The following article will discuss the cost and treatment of Prairie Eye Diabetic. We’ll also discuss diabetes and eye problems related to diabetes, as well as ways to prevent diabetic retinopathy. This article was kindly provided by EyeGlass Guide. We hope that this information has been helpful.
If you have diabetes, you may want to get a Prairie Eye Diabetic eye exam at least once a year. This service is covered by Saskatchewan Health and is available to anyone who has a valid Saskatchewan Health Card. The doctor will place drops into the patient’s eyes to dilate them and then closely observe the health of the retina. A special camera will be used to take photos of the back of the eye and send them to a computer program that uses artificial intelligence to find signs of diabetic retinopathy.
This disease can affect your vision, but it can also be treated if detected early. Various procedures, including laser surgery, are available to treat diabetic retinopathy.
Preventing diabetic retinopathy
Diabetic retinopathy is a condition that affects the retina. High blood glucose levels in the body cause the tiny blood vessels in the retina to become blocked. This results in leaking blood and fluid into the retina. As a result, the vision in the affected eye becomes blurred. In advanced cases, the retina can tear, and the person can lose their vision completely. The good news is that you can prevent and treat this condition.
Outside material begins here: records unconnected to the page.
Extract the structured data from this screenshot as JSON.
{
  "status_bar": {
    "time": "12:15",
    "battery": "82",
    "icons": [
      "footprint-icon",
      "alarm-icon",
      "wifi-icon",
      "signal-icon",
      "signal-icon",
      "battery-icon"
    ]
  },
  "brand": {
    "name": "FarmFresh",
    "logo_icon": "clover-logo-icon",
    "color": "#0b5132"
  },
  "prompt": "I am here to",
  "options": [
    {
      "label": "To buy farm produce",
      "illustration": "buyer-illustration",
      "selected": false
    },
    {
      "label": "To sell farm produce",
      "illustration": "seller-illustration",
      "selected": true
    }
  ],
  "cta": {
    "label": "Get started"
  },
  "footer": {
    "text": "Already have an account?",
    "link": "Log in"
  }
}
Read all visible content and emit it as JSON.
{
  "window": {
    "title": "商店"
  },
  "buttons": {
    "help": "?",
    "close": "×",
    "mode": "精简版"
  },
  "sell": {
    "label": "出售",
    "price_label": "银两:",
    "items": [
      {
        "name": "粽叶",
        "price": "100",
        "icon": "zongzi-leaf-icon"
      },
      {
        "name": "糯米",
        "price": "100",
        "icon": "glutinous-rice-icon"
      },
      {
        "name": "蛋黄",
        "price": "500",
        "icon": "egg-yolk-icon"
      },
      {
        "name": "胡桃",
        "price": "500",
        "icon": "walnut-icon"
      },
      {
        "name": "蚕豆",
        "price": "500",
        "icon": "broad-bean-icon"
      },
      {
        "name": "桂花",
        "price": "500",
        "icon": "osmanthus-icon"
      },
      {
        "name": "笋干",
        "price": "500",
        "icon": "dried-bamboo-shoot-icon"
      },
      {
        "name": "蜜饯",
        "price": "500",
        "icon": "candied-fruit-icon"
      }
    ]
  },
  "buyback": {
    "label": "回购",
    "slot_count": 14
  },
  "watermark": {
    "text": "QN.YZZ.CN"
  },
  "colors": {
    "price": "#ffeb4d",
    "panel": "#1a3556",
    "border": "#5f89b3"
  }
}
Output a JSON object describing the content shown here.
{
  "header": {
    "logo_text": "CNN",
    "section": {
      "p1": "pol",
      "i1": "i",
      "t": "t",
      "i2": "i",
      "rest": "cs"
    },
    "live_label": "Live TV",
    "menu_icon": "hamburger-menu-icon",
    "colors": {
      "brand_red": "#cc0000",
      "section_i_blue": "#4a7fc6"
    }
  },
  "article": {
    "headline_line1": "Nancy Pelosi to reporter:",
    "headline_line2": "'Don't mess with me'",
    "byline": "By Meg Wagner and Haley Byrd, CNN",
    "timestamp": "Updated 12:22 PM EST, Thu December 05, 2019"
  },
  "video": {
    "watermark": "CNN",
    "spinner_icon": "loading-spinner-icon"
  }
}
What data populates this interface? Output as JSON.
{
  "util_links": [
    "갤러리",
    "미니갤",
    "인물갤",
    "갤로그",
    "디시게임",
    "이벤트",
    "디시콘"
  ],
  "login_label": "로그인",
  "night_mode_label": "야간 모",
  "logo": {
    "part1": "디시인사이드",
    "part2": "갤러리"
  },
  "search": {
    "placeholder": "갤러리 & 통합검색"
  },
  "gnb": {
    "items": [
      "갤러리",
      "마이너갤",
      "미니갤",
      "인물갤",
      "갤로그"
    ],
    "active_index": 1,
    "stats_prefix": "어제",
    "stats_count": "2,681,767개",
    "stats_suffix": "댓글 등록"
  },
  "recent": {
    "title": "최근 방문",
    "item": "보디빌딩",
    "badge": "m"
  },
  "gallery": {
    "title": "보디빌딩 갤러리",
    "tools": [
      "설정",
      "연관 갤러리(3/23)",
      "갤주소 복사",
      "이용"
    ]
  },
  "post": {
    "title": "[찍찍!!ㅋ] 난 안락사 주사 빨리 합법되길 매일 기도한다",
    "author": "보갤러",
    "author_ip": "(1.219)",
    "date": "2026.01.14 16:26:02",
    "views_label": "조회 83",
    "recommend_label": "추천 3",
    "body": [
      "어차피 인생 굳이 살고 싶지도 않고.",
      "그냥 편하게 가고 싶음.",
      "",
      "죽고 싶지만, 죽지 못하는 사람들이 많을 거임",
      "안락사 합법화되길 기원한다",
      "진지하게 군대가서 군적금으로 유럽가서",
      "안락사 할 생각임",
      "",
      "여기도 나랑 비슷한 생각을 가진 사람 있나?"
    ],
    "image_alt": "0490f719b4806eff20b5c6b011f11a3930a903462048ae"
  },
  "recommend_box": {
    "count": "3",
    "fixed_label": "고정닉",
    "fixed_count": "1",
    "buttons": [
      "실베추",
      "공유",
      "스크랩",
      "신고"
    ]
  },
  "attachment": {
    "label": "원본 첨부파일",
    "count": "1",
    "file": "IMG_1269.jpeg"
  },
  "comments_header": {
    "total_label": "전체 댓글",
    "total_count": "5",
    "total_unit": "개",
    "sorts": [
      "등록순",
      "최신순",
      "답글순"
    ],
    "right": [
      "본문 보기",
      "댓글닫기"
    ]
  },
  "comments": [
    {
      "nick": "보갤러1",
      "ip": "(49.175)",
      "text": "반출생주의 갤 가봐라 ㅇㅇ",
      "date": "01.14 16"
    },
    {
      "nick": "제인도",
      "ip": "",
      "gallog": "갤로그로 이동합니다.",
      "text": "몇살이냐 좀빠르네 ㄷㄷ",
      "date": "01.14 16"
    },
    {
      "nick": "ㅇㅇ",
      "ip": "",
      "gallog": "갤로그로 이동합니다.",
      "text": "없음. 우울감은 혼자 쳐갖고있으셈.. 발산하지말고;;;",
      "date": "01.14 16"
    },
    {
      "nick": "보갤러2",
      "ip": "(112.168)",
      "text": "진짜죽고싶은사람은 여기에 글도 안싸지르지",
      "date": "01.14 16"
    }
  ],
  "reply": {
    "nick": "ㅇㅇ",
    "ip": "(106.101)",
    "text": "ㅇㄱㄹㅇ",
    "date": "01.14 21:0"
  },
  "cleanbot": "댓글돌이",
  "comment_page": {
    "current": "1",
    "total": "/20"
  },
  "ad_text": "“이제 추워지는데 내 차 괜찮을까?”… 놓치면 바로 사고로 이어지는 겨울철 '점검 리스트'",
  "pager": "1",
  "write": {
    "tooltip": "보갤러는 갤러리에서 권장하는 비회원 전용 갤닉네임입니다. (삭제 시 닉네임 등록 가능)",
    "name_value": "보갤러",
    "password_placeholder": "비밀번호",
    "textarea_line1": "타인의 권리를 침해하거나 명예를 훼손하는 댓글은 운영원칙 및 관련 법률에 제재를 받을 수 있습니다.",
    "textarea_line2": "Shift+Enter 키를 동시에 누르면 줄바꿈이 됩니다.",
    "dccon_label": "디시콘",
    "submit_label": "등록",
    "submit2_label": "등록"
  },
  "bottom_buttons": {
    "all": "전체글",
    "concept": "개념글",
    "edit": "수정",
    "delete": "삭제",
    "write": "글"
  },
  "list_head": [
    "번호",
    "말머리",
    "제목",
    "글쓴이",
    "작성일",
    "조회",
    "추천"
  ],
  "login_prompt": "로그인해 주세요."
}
The treatment for diabetic retinopathy includes tight control of blood glucose and blood pressure. Other treatments include intravitreal anti-VEGF injections, steroid injections, and laser surgery. However, these treatments are not cures and can even cause additional damage to the retina. It is best to consult a retina specialist before undergoing any of these procedures.
If you’ve been diagnosed with diabetic retinopathy, you may be wondering about treatment options for this condition. The good news is that a variety of treatments are available. Some are a permanent solution, such as anti-VEGF injections. Others involve the use of implants, such as the Iluvien implant, which releases a small amount of corticosteroid over time.
Some of these treatments are known to improve vision, but they come with Prairie Eye Diabetic Exams some risks. One of the biggest risks is a possible infection of the eye tissue. The fluctuating levels of glucose in the blood may cause swelling of the eye tissue and damage fragile blood vessels that supply the retina. These damaged blood vessels can rupture or bulge, which causes swelling, increased pressure inside the eye, and even scarring.
Cost of Prairie Eye Diabetic
A regular eye examination is vital to prevent complications, including vision loss and blindness caused by diabetes. People with diabetes should have an annual eye examination as part of their diabetes wellness plan. This preventative measure will not only protect your eyesight, but also your health and finances. Diabetes is the leading cause of blindness in Canadians under 60.
According to the American Diabetes Association, the condition costs the U.S. economy over $327 billion a year in medical costs and $975 million in lost productivity. Nearly 30 percent of diabetics develop diabetic retinopathy. It costs nearly $500 million per year to treat diabetic retinopathy. A recent study published in the journal PLoS One found that diabetic retinopathy was associated with higher medical costs than other diabetes-related conditions.